> [WORK REQUIRED]: The reply to the records below should contain exactly the lines from the line with "Give me the" through the line with "Parse this screenshot: output", and nothing besides.

> [PROVIDED MATERIAL]:
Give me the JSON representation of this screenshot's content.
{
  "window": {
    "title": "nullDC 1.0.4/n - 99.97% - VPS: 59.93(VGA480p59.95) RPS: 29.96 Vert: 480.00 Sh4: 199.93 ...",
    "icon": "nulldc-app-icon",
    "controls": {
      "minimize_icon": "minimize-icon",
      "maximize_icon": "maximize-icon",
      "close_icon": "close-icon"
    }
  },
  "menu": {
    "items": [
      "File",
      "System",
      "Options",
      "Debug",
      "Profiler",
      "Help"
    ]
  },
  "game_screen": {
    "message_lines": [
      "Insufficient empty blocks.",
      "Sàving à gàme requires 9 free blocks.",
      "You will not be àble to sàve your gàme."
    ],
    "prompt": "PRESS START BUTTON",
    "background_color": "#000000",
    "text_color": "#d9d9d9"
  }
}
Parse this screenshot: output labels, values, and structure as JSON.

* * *

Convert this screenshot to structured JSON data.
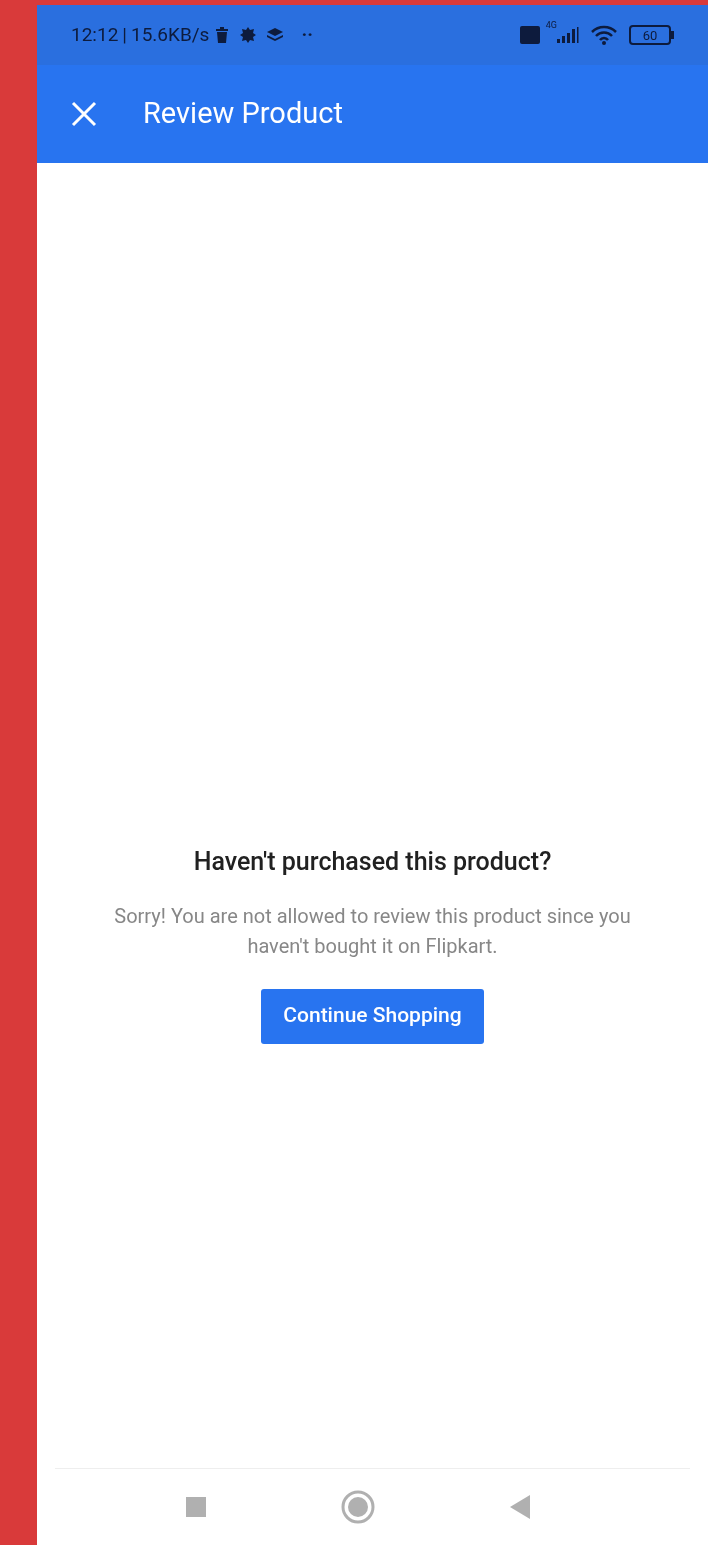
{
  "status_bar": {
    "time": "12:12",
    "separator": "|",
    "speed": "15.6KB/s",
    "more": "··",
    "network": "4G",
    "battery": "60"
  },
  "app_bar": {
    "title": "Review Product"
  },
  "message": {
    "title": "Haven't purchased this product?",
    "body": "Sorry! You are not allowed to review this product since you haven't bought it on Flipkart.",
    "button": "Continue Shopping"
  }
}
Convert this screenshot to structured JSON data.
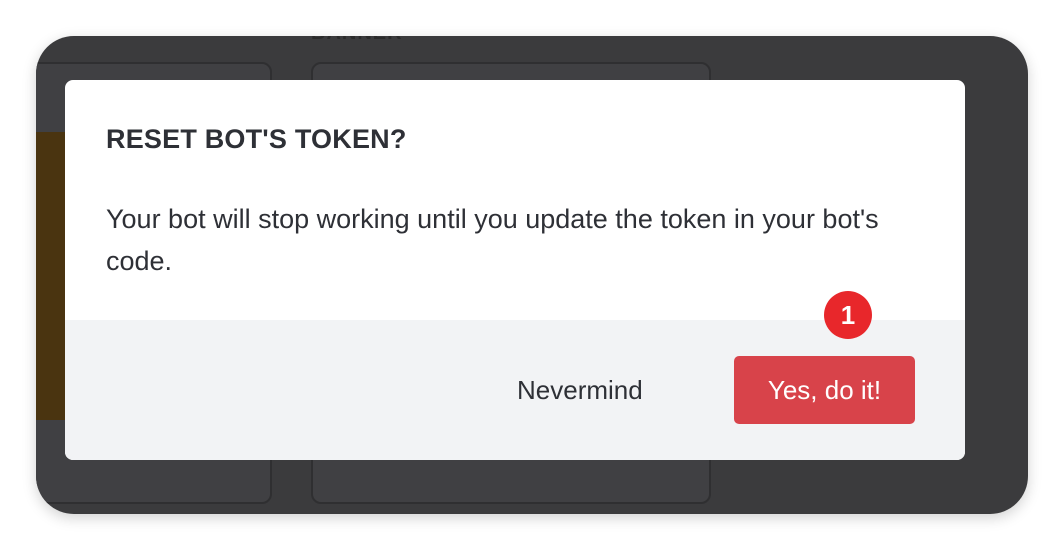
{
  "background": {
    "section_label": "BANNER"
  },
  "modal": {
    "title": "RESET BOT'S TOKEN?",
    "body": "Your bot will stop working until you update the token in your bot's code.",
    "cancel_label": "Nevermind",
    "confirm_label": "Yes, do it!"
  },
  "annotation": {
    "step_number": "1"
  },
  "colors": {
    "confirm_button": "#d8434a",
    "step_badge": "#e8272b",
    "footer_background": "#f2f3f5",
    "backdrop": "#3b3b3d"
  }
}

> [YOUR SOLUTION]:
Give me the JSON representation of this screenshot's content.
{
  "window": {
    "title": "nullDC 1.0.4/n - 99.97% - VPS: 59.93(VGA480p59.95) RPS: 29.96 Vert: 480.00 Sh4: 199.93 ...",
    "icon": "nulldc-app-icon",
    "controls": {
      "minimize_icon": "minimize-icon",
      "maximize_icon": "maximize-icon",
      "close_icon": "close-icon"
    }
  },
  "menu": {
    "items": [
      "File",
      "System",
      "Options",
      "Debug",
      "Profiler",
      "Help"
    ]
  },
  "game_screen": {
    "message_lines": [
      "Insufficient empty blocks.",
      "Sàving à gàme requires 9 free blocks.",
      "You will not be àble to sàve your gàme."
    ],
    "prompt": "PRESS START BUTTON",
    "background_color": "#000000",
    "text_color": "#d9d9d9"
  }
}
Parse this screenshot: output labels, values, and structure as JSON.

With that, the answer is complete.